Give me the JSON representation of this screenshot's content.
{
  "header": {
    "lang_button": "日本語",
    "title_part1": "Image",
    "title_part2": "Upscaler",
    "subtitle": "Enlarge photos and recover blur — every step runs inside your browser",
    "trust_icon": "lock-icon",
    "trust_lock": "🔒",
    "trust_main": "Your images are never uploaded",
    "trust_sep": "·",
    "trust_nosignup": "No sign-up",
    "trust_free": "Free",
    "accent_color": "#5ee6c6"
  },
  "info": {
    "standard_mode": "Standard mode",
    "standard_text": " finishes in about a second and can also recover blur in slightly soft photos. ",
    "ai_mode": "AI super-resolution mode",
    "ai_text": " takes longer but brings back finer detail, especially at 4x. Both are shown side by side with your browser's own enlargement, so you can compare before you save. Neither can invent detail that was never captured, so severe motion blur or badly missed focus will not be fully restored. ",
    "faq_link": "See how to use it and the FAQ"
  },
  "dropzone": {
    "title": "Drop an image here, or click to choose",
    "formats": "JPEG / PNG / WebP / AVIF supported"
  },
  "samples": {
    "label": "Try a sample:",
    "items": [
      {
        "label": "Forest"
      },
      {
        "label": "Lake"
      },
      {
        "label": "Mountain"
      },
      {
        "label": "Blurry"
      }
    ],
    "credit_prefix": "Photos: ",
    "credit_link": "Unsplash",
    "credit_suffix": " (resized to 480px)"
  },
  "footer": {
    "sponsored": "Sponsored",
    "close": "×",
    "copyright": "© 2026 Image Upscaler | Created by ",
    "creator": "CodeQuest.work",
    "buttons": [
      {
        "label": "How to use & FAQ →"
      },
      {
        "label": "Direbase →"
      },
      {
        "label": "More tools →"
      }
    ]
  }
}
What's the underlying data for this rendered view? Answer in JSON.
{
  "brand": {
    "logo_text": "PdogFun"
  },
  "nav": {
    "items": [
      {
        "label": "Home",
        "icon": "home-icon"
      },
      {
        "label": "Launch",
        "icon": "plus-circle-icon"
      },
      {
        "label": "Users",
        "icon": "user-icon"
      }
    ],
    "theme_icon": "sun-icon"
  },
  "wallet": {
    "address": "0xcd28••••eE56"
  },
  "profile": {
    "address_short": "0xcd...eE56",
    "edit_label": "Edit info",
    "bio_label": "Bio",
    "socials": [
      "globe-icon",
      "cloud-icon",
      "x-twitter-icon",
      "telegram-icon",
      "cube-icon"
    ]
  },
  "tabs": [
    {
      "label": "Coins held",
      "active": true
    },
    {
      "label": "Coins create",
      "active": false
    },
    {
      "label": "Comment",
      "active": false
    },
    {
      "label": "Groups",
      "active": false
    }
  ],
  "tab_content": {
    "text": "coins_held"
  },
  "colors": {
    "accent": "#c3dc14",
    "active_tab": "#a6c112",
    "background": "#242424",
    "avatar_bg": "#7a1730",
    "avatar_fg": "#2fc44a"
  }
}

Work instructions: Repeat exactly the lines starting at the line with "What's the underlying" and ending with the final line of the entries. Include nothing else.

Result for this exercise:
What's the underlying data for this rendered view? Answer in JSON.
{
  "brand": {
    "logo_text": "PdogFun"
  },
  "nav": {
    "items": [
      {
        "label": "Home",
        "icon": "home-icon"
      },
      {
        "label": "Launch",
        "icon": "plus-circle-icon"
      },
      {
        "label": "Users",
        "icon": "user-icon"
      }
    ],
    "theme_icon": "sun-icon"
  },
  "wallet": {
    "address": "0xcd28••••eE56"
  },
  "profile": {
    "address_short": "0xcd...eE56",
    "edit_label": "Edit info",
    "bio_label": "Bio",
    "socials": [
      "globe-icon",
      "cloud-icon",
      "x-twitter-icon",
      "telegram-icon",
      "cube-icon"
    ]
  },
  "tabs": [
    {
      "label": "Coins held",
      "active": true
    },
    {
      "label": "Coins create",
      "active": false
    },
    {
      "label": "Comment",
      "active": false
    },
    {
      "label": "Groups",
      "active": false
    }
  ],
  "tab_content": {
    "text": "coins_held"
  },
  "colors": {
    "accent": "#c3dc14",
    "active_tab": "#a6c112",
    "background": "#242424",
    "avatar_bg": "#7a1730",
    "avatar_fg": "#2fc44a"
  }
}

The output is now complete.